Sometimes I get in the mood where I just want to follow directions for a pattern rather than figuring it out myself. Even then, I sometimes find myself second-guessing the way it's written. This pattern was written so that you cast on a bunch of stitches for the front left, and then put some of them on a holder after the first row, and knit up the stockinette portion of the front first. Then you go back and put the 10 or 12 stitches from the holder onto a slightly smaller needle and knit the garter stitch edging separately.
I came really close to bagging this and knitting it all together, just doing the first 10 or 12 stitches in garter stitch and switching to st st for the rest of the row, but then I thought "Hey, don't be a know-it-all. Maybe there's some reason not apparent to you now for why they do it this way."
There wasn't. When it came time for the finishing, I had to seam the garter stitch edging that runs up the front to the front, which irked the shite out of me. I tried to figure out what possessed the designer to do it this way, and the only thing I could think of was that s/he really, really wanted to use a smaller needle size for the garter stitch edging than for the stockinette portion. Feh. If I did this again, I'd knit it all in one piece. And I'd use a yarn with enough wool in it that the elasticity made up for the switch between garter and stockinette.
Lesson learned: It doesn't always pay to be humble.
The second jacket was a much more satisfying knit.
Huge thanks to Liz K. for suggesting this pattern a long time ago as a quick and easy baby gift. It's from Last-Minute Knitted Gifts and has the virtue of being knit in the round. All you do is graft the underarm stitches together -- no seaming required. It's so easy that you don't even have to do buttonholes; you use little beads that will fit between the stitches on the placket as "buttons." (I'm not convinced the beads will really hold the placket closed but it doesn't matter given the style of the sweater.)
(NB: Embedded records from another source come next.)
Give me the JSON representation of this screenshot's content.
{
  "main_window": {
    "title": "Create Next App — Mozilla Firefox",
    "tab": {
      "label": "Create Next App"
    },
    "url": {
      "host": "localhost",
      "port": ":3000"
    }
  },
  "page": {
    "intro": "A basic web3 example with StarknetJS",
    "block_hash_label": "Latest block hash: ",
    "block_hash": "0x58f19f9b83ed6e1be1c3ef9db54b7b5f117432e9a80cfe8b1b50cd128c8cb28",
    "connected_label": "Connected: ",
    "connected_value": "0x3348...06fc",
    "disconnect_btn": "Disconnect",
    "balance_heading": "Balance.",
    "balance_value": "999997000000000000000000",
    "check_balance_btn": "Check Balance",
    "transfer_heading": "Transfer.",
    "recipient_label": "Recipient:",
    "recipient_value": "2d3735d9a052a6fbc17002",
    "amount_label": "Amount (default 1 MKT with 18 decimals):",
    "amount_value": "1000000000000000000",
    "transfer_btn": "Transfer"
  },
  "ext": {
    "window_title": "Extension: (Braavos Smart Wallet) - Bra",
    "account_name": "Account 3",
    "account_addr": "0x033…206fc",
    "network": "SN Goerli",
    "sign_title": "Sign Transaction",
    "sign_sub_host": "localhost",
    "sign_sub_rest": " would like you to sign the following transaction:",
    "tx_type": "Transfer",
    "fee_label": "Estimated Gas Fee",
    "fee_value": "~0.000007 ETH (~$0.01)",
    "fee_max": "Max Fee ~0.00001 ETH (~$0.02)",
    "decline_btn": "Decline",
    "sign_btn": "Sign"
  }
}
This one was knit in the old stand-by, Plymouth Encore, for wash-and-dry ease. A big thumbs-up to this pattern -- although make sure you find the errata for it, as there is a substantially-revised version of it that changes the way the raglan decreases are done.